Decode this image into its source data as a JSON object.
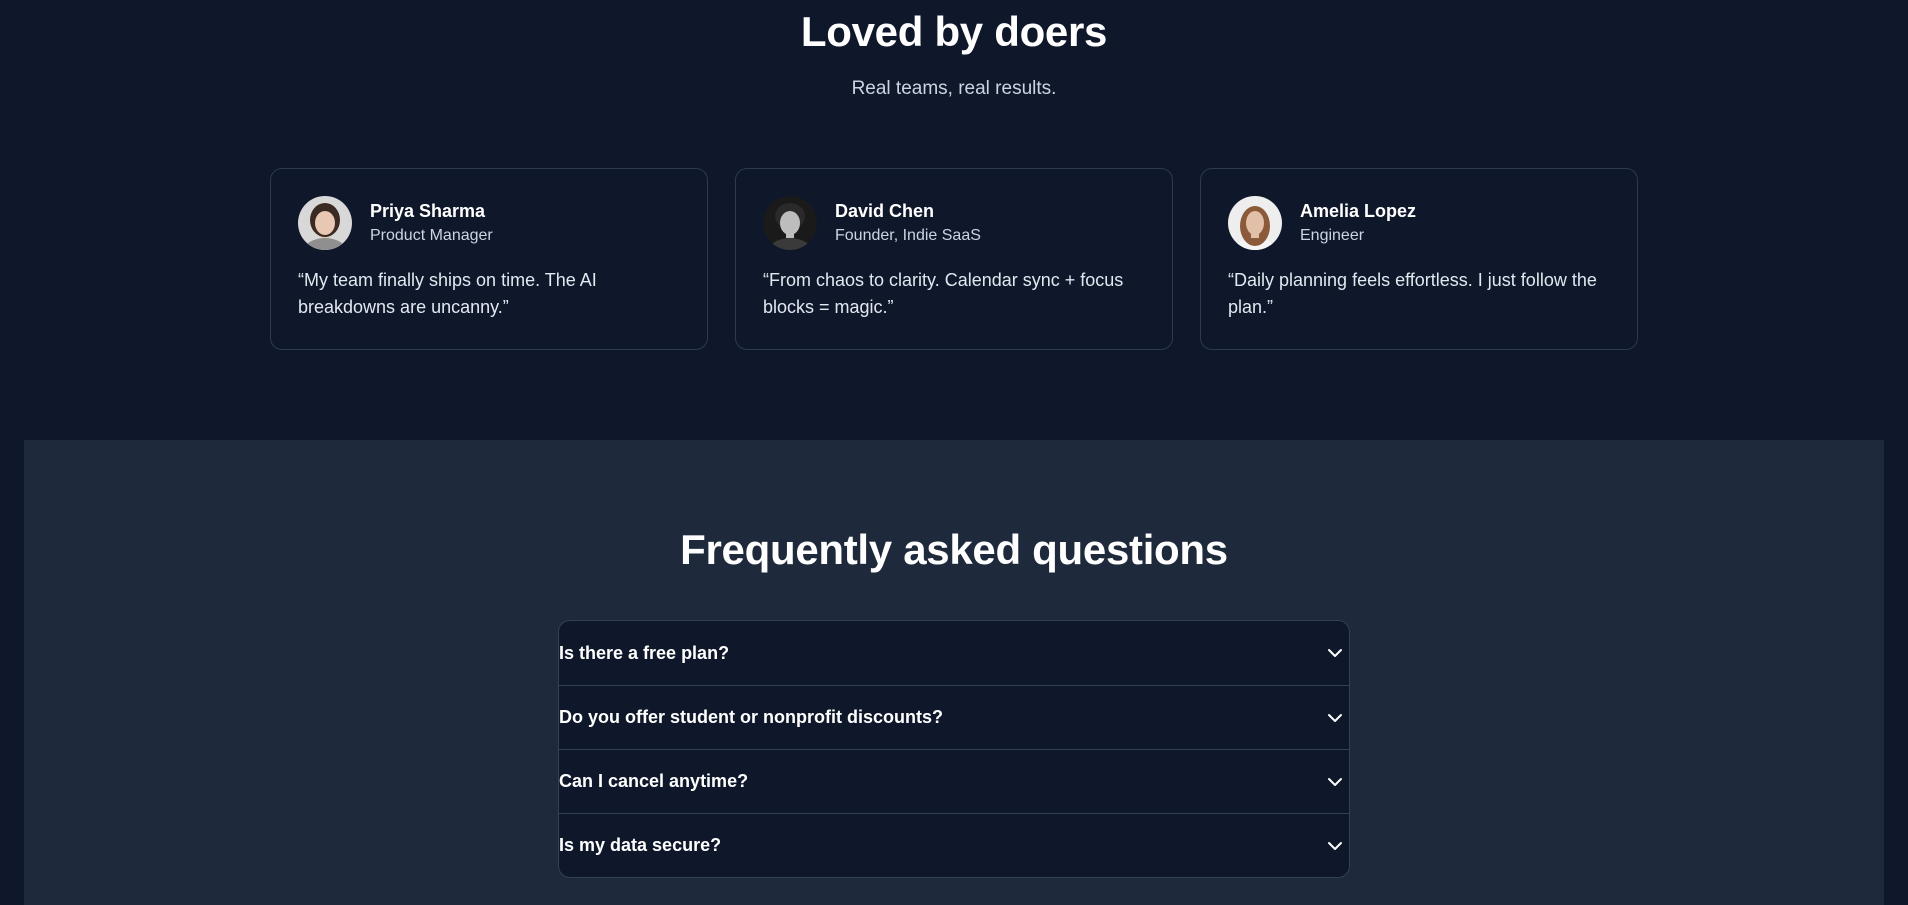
{
  "testimonials": {
    "title": "Loved by doers",
    "subtitle": "Real teams, real results.",
    "cards": [
      {
        "name": "Priya Sharma",
        "role": "Product Manager",
        "quote": "“My team finally ships on time. The AI breakdowns are uncanny.”",
        "avatar_bg": "#d8d8d8",
        "hair": "#3a2a22",
        "skin": "#e8c7b3",
        "shirt": "#8f8f8f"
      },
      {
        "name": "David Chen",
        "role": "Founder, Indie SaaS",
        "quote": "“From chaos to clarity. Calendar sync + focus blocks = magic.”",
        "avatar_bg": "#1a1a1a",
        "hair": "#2a2a2a",
        "skin": "#bdbdbd",
        "shirt": "#3a3a3a"
      },
      {
        "name": "Amelia Lopez",
        "role": "Engineer",
        "quote": "“Daily planning feels effortless. I just follow the plan.”",
        "avatar_bg": "#eeeeee",
        "hair": "#8a5a3a",
        "skin": "#e2bfa8",
        "shirt": "#f5f5f5"
      }
    ]
  },
  "faq": {
    "title": "Frequently asked questions",
    "items": [
      {
        "question": "Is there a free plan?",
        "icon": "chevron-down-icon"
      },
      {
        "question": "Do you offer student or nonprofit discounts?",
        "icon": "chevron-down-icon"
      },
      {
        "question": "Can I cancel anytime?",
        "icon": "chevron-down-icon"
      },
      {
        "question": "Is my data secure?",
        "icon": "chevron-down-icon"
      }
    ]
  },
  "colors": {
    "page_bg": "#0f172a",
    "faq_bg": "#1e293b",
    "border": "#334155",
    "text": "#ffffff",
    "muted": "#cbd5e1"
  }
}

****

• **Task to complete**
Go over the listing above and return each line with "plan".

• **Solution to this task**
        "quote": "“Daily planning feels effortless. I just follow the plan.”",
        "question": "Is there a free plan?",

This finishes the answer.